silver bull market IRA retirement investmentApril 26, 2013 -- "Despite the sharp drop in both gold and silver in mid-April, this is probably not the final end of the precious metals bull market and silver coins present a particularly interesting opportunity," wrote finance columnist Scott Burns on AssetBuilder.

He suggested that gold’s current decline could simply be the result of slowing economic growth in India and China.

“People in both countries have long believed more in gold and silver than in paper money,” he wrote. “But when they have less paper money, they buy less gold and silver.”

In his positive review of Shayne McGuire’s new book, The Silver Bull Market: Investing in the Other Gold, Burns concurred that silver, and silver coins specifically, were a particularly important and often overlooked part of a well-conceived and diversified investment strategy.

“Mr. McGuire isn’t one of those TV shills urging you to put every dime of your IRA into gold or silver,” Burns clarified. “Nor does he suggest, anywhere in the book, that we are heading for some kind of Armageddon. In fact, he doesn’t sell precious metals. He buys them. He manages the precious metals portfolio for the Teachers Retirement System of Texas. Just as he made a prudent and reasonable case for gold in an earlier book, he has now made a strong case for owning some silver… The operative word here is ‘some.’”

Burns went on to caution that the precious metals portfolio manager and author believes silver will continue to be more volatile an investment than gold and investors should be careful, but that he also makes a strong case for why silver may appreciate more than gold in the coming decade.

Burns laid out McGuire’s key conclusions.

  1. Gold and silver have been used as money for centuries.
  2. Gold and silver are real assets that are not someone else’s liability. Independently, they both have real value while the growing supply of paper money has no intrinsic value.
  3. Even a minor resumption in the use of gold and silver as a financial asset would have a dramatic impact on the precious metals. This is because both represent such a small sliver of the global asset base. For example, The Teachers Retirement System of Texas is the largest and one of the only institutional investors in silver, yet less than one-tenth of one percent of its assets are in silver.
  4. The current exchange rate between an ounce of silver and gold is at 58 – almost four times the historical rate. “Gold isn’t 58 times as rare as silver,” Burns commented. “Gold is so valuable that little of it has been lost while the supply of above ground silver is shrinking.”
  5. Silver and gold are easily stored at no cost and can be removed from the financial system entirely, something that can’t be done with cash, stocks, bonds or other instruments.
  6. McGuire’s concluding argument is that almost anyone can afford to invest in an ounce or a coin of silver. “Silver is everyman’s gold,” stated McGuire.

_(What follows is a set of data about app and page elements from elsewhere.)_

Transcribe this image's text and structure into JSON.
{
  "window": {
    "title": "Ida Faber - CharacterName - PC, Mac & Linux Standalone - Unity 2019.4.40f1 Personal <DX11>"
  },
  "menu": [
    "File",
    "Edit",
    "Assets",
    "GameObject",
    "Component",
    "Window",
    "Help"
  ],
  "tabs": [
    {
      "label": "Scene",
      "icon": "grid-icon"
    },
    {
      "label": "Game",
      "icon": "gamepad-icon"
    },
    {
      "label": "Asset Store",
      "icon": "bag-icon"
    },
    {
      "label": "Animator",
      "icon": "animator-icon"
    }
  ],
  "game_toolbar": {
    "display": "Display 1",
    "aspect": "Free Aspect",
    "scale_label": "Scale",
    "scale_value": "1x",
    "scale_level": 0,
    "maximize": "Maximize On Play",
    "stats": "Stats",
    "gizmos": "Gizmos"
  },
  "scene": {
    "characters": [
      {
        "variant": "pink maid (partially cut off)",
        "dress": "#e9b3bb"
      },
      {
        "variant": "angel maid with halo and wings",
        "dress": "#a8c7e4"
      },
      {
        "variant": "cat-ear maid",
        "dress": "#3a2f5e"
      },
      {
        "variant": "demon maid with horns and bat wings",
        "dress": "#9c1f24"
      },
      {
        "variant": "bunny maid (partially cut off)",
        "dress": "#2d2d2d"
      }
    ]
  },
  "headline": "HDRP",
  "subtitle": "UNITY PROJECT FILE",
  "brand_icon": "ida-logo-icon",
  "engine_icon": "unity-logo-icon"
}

“With the price of gold at $1,400 an ounce, buying a single ounce is a non-starter for most of the world’s population,” wrote Burns. “At that price, buying an ounce of gold is a bit like laying out $160,000 for a single A share of Berkshire Hathaway. Institutions can do it, ordinary people can’t.”

However, at $24 an ounce for silver bullion, and a bit more for a silver dollar that weighs an ounce, nearly anyone, anywhere can invest in silver.

“Better still, it can be purchased quietly and invisibly,” Burns wrote. “It is traded in coin shops and coin shows, not just in the United States but all around the world.”

Read more about Scott Burns take on a silver bull market at AssetBuilder or go directly to Shayne McGuire’s book The Silver Bull Market: Investing in the Other Gold.